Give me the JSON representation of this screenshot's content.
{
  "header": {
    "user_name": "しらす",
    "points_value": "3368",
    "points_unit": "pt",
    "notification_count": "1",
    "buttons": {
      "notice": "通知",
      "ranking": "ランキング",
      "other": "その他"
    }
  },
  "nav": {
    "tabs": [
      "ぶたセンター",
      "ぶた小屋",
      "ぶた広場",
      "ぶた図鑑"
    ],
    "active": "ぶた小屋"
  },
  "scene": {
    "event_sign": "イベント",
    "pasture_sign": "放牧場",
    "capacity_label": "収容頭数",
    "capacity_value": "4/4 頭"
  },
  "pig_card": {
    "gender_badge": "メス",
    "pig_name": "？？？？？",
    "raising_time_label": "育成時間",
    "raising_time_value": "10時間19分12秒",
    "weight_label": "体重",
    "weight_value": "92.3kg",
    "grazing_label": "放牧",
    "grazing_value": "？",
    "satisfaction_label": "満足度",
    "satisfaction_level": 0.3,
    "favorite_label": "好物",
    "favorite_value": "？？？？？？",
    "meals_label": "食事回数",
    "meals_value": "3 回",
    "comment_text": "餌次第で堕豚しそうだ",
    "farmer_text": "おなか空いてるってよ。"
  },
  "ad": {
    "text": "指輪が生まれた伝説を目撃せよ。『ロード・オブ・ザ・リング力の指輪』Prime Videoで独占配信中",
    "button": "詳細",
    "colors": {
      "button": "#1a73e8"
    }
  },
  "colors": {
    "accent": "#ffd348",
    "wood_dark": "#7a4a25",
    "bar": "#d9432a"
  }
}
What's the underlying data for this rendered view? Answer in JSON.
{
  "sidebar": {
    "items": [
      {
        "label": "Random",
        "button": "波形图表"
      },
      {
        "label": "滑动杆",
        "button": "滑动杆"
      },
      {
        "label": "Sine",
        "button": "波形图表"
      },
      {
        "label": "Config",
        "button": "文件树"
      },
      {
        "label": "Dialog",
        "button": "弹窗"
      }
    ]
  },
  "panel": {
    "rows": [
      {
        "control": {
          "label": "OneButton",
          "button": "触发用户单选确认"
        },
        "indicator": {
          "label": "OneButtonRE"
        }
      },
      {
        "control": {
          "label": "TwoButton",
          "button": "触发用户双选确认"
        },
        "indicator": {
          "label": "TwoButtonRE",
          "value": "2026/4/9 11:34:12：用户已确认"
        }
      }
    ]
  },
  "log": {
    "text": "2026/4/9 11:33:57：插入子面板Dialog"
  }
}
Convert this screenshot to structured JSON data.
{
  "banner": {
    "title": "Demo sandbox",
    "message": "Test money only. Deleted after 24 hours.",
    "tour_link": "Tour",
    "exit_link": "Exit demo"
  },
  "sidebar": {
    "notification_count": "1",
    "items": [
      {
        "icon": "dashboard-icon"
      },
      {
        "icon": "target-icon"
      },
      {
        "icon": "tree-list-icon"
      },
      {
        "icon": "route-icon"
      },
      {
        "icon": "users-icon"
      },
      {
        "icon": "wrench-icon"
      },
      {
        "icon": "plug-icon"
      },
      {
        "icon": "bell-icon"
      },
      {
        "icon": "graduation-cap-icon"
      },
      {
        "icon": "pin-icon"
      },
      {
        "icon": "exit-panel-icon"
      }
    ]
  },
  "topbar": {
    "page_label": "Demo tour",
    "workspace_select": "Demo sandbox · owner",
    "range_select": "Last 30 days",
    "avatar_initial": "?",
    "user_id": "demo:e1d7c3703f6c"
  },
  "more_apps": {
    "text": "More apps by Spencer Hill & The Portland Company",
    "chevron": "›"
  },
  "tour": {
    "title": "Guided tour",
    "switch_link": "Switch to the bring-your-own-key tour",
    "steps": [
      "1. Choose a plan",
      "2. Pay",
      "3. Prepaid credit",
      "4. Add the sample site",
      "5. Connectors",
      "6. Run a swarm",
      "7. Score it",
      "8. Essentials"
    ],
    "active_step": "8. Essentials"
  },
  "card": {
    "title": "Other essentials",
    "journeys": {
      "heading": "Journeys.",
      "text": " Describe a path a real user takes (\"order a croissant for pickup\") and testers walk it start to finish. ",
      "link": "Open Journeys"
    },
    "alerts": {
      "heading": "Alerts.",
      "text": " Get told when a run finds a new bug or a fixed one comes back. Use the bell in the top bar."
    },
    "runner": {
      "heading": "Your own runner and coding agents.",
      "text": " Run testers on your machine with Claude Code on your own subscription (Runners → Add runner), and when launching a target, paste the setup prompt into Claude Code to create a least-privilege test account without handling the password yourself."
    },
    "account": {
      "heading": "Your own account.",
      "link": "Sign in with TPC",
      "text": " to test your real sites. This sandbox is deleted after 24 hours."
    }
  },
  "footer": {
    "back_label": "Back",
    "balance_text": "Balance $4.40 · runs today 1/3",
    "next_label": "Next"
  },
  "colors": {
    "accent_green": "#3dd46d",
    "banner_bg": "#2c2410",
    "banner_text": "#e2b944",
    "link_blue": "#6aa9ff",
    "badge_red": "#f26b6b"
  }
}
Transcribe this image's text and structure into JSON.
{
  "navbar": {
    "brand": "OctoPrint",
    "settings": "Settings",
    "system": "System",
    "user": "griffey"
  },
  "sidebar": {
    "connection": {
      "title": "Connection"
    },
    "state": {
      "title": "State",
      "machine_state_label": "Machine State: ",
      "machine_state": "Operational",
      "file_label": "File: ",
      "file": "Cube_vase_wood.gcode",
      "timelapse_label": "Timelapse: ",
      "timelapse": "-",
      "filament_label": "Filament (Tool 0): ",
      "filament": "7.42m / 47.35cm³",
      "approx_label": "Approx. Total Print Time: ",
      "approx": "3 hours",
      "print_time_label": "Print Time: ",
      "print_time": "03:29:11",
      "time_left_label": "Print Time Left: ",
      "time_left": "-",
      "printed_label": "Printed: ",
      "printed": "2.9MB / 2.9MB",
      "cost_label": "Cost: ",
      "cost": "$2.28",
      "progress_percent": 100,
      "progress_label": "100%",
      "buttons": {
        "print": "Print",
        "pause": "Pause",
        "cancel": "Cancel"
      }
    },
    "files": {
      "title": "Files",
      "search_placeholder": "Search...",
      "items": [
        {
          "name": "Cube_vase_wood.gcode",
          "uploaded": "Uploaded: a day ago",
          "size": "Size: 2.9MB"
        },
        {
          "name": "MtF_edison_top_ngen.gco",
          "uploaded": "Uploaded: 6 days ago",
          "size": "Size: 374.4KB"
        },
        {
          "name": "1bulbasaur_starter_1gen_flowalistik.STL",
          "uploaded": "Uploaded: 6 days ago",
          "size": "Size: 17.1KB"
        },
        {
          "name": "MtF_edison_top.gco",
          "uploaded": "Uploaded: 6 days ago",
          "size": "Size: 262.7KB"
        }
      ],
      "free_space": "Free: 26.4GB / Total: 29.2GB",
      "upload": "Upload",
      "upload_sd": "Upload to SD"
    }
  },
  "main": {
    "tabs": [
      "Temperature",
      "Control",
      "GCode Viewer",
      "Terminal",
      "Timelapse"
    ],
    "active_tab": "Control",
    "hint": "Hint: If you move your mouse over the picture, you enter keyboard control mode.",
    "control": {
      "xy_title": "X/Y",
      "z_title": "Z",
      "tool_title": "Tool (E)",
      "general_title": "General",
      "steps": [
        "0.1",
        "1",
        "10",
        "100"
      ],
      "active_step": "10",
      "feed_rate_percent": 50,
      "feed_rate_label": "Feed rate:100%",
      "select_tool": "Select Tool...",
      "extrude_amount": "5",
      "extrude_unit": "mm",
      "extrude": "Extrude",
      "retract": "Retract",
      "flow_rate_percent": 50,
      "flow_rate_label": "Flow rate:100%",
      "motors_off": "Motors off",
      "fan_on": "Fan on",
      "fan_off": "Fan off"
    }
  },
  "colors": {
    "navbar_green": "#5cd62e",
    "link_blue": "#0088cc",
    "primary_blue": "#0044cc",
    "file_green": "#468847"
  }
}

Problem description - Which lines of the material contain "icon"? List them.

Result of the task -
        "icon": "dashboard-icon"
        "icon": "target-icon"
        "icon": "tree-list-icon"
        "icon": "route-icon"
        "icon": "users-icon"
        "icon": "wrench-icon"
        "icon": "plug-icon"
        "icon": "bell-icon"
        "icon": "graduation-cap-icon"
        "icon": "pin-icon"
        "icon": "exit-panel-icon"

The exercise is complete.